■ Problem statement:
Return the full listing, keeping every line exactly as it is.

##############################

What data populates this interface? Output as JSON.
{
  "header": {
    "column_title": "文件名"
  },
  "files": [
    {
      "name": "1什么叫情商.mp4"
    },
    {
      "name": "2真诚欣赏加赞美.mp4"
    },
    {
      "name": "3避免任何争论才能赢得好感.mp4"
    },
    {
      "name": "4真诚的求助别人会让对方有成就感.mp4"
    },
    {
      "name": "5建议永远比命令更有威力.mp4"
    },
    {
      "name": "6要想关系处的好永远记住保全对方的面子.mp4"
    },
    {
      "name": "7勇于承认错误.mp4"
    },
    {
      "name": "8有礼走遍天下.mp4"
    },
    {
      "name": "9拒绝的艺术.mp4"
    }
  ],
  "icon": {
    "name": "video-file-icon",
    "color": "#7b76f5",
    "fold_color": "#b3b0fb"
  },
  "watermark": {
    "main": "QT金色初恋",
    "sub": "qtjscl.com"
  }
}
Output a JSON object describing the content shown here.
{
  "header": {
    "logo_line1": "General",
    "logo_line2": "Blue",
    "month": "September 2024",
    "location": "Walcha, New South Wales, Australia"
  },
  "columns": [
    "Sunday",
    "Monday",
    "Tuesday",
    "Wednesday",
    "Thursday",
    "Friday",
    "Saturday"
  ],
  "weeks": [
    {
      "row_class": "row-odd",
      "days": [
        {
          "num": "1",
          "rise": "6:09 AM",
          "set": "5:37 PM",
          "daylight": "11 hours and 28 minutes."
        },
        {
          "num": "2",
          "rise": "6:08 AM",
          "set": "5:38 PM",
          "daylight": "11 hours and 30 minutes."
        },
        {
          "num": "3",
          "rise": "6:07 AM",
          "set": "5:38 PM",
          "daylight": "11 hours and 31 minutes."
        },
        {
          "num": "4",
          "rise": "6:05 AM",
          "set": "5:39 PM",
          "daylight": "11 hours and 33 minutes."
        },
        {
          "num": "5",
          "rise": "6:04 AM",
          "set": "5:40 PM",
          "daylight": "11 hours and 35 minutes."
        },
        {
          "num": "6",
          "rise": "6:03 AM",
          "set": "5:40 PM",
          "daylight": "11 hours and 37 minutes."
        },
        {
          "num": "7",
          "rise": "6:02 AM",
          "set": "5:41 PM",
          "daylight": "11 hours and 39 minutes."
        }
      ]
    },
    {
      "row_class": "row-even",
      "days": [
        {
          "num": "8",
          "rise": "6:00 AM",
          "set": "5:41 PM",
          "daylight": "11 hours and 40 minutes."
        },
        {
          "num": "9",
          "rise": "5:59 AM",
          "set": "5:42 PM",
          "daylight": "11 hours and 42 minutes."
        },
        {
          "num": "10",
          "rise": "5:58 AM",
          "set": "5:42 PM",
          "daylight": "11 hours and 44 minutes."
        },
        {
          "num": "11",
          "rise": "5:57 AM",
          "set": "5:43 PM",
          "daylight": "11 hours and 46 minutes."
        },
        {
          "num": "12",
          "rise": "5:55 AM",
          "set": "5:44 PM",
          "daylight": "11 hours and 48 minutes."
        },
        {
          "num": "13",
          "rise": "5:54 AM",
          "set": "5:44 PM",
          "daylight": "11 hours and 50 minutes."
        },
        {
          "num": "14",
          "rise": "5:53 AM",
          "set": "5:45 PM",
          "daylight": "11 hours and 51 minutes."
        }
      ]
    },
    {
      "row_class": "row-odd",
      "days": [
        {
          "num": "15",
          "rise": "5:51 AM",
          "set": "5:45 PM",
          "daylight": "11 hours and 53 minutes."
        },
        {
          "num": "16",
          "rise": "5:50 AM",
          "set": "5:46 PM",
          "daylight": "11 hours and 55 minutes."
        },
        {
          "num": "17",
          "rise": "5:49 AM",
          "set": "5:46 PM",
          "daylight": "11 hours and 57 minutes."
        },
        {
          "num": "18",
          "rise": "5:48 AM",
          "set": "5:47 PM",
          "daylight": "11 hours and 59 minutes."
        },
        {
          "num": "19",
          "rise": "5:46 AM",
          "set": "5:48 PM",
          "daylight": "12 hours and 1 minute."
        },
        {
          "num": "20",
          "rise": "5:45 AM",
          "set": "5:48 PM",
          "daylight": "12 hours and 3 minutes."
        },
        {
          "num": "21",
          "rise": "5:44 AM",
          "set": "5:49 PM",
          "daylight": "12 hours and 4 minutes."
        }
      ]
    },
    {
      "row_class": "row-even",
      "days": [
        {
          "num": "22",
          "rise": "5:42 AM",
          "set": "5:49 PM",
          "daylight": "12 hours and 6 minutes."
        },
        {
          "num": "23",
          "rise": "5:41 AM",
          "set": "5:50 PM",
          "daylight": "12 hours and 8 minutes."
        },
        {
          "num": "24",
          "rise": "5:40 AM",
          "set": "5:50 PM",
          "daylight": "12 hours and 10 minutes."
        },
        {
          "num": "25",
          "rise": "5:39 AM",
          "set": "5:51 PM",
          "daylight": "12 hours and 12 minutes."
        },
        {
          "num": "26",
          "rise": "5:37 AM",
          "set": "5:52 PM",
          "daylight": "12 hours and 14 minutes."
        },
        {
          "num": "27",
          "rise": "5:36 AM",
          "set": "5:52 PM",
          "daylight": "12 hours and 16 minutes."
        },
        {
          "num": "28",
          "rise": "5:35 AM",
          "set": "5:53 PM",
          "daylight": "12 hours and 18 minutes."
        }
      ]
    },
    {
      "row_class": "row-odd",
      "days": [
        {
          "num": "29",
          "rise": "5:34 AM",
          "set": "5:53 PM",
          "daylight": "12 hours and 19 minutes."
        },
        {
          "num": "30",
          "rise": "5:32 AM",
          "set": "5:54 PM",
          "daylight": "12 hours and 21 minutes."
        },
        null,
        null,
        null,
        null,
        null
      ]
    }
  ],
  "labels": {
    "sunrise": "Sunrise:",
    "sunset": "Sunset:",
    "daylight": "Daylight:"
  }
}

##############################

■ Reply:
What data populates this interface? Output as JSON.
{
  "header": {
    "column_title": "文件名"
  },
  "files": [
    {
      "name": "1什么叫情商.mp4"
    },
    {
      "name": "2真诚欣赏加赞美.mp4"
    },
    {
      "name": "3避免任何争论才能赢得好感.mp4"
    },
    {
      "name": "4真诚的求助别人会让对方有成就感.mp4"
    },
    {
      "name": "5建议永远比命令更有威力.mp4"
    },
    {
      "name": "6要想关系处的好永远记住保全对方的面子.mp4"
    },
    {
      "name": "7勇于承认错误.mp4"
    },
    {
      "name": "8有礼走遍天下.mp4"
    },
    {
      "name": "9拒绝的艺术.mp4"
    }
  ],
  "icon": {
    "name": "video-file-icon",
    "color": "#7b76f5",
    "fold_color": "#b3b0fb"
  },
  "watermark": {
    "main": "QT金色初恋",
    "sub": "qtjscl.com"
  }
}
Output a JSON object describing the content shown here.
{
  "header": {
    "logo_line1": "General",
    "logo_line2": "Blue",
    "month": "September 2024",
    "location": "Walcha, New South Wales, Australia"
  },
  "columns": [
    "Sunday",
    "Monday",
    "Tuesday",
    "Wednesday",
    "Thursday",
    "Friday",
    "Saturday"
  ],
  "weeks": [
    {
      "row_class": "row-odd",
      "days": [
        {
          "num": "1",
          "rise": "6:09 AM",
          "set": "5:37 PM",
          "daylight": "11 hours and 28 minutes."
        },
        {
          "num": "2",
          "rise": "6:08 AM",
          "set": "5:38 PM",
          "daylight": "11 hours and 30 minutes."
        },
        {
          "num": "3",
          "rise": "6:07 AM",
          "set": "5:38 PM",
          "daylight": "11 hours and 31 minutes."
        },
        {
          "num": "4",
          "rise": "6:05 AM",
          "set": "5:39 PM",
          "daylight": "11 hours and 33 minutes."
        },
        {
          "num": "5",
          "rise": "6:04 AM",
          "set": "5:40 PM",
          "daylight": "11 hours and 35 minutes."
        },
        {
          "num": "6",
          "rise": "6:03 AM",
          "set": "5:40 PM",
          "daylight": "11 hours and 37 minutes."
        },
        {
          "num": "7",
          "rise": "6:02 AM",
          "set": "5:41 PM",
          "daylight": "11 hours and 39 minutes."
        }
      ]
    },
    {
      "row_class": "row-even",
      "days": [
        {
          "num": "8",
          "rise": "6:00 AM",
          "set": "5:41 PM",
          "daylight": "11 hours and 40 minutes."
        },
        {
          "num": "9",
          "rise": "5:59 AM",
          "set": "5:42 PM",
          "daylight": "11 hours and 42 minutes."
        },
        {
          "num": "10",
          "rise": "5:58 AM",
          "set": "5:42 PM",
          "daylight": "11 hours and 44 minutes."
        },
        {
          "num": "11",
          "rise": "5:57 AM",
          "set": "5:43 PM",
          "daylight": "11 hours and 46 minutes."
        },
        {
          "num": "12",
          "rise": "5:55 AM",
          "set": "5:44 PM",
          "daylight": "11 hours and 48 minutes."
        },
        {
          "num": "13",
          "rise": "5:54 AM",
          "set": "5:44 PM",
          "daylight": "11 hours and 50 minutes."
        },
        {
          "num": "14",
          "rise": "5:53 AM",
          "set": "5:45 PM",
          "daylight": "11 hours and 51 minutes."
        }
      ]
    },
    {
      "row_class": "row-odd",
      "days": [
        {
          "num": "15",
          "rise": "5:51 AM",
          "set": "5:45 PM",
          "daylight": "11 hours and 53 minutes."
        },
        {
          "num": "16",
          "rise": "5:50 AM",
          "set": "5:46 PM",
          "daylight": "11 hours and 55 minutes."
        },
        {
          "num": "17",
          "rise": "5:49 AM",
          "set": "5:46 PM",
          "daylight": "11 hours and 57 minutes."
        },
        {
          "num": "18",
          "rise": "5:48 AM",
          "set": "5:47 PM",
          "daylight": "11 hours and 59 minutes."
        },
        {
          "num": "19",
          "rise": "5:46 AM",
          "set": "5:48 PM",
          "daylight": "12 hours and 1 minute."
        },
        {
          "num": "20",
          "rise": "5:45 AM",
          "set": "5:48 PM",
          "daylight": "12 hours and 3 minutes."
        },
        {
          "num": "21",
          "rise": "5:44 AM",
          "set": "5:49 PM",
          "daylight": "12 hours and 4 minutes."
        }
      ]
    },
    {
      "row_class": "row-even",
      "days": [
        {
          "num": "22",
          "rise": "5:42 AM",
          "set": "5:49 PM",
          "daylight": "12 hours and 6 minutes."
        },
        {
          "num": "23",
          "rise": "5:41 AM",
          "set": "5:50 PM",
          "daylight": "12 hours and 8 minutes."
        },
        {
          "num": "24",
          "rise": "5:40 AM",
          "set": "5:50 PM",
          "daylight": "12 hours and 10 minutes."
        },
        {
          "num": "25",
          "rise": "5:39 AM",
          "set": "5:51 PM",
          "daylight": "12 hours and 12 minutes."
        },
        {
          "num": "26",
          "rise": "5:37 AM",
          "set": "5:52 PM",
          "daylight": "12 hours and 14 minutes."
        },
        {
          "num": "27",
          "rise": "5:36 AM",
          "set": "5:52 PM",
          "daylight": "12 hours and 16 minutes."
        },
        {
          "num": "28",
          "rise": "5:35 AM",
          "set": "5:53 PM",
          "daylight": "12 hours and 18 minutes."
        }
      ]
    },
    {
      "row_class": "row-odd",
      "days": [
        {
          "num": "29",
          "rise": "5:34 AM",
          "set": "5:53 PM",
          "daylight": "12 hours and 19 minutes."
        },
        {
          "num": "30",
          "rise": "5:32 AM",
          "set": "5:54 PM",
          "daylight": "12 hours and 21 minutes."
        },
        null,
        null,
        null,
        null,
        null
      ]
    }
  ],
  "labels": {
    "sunrise": "Sunrise:",
    "sunset": "Sunset:",
    "daylight": "Daylight:"
  }
}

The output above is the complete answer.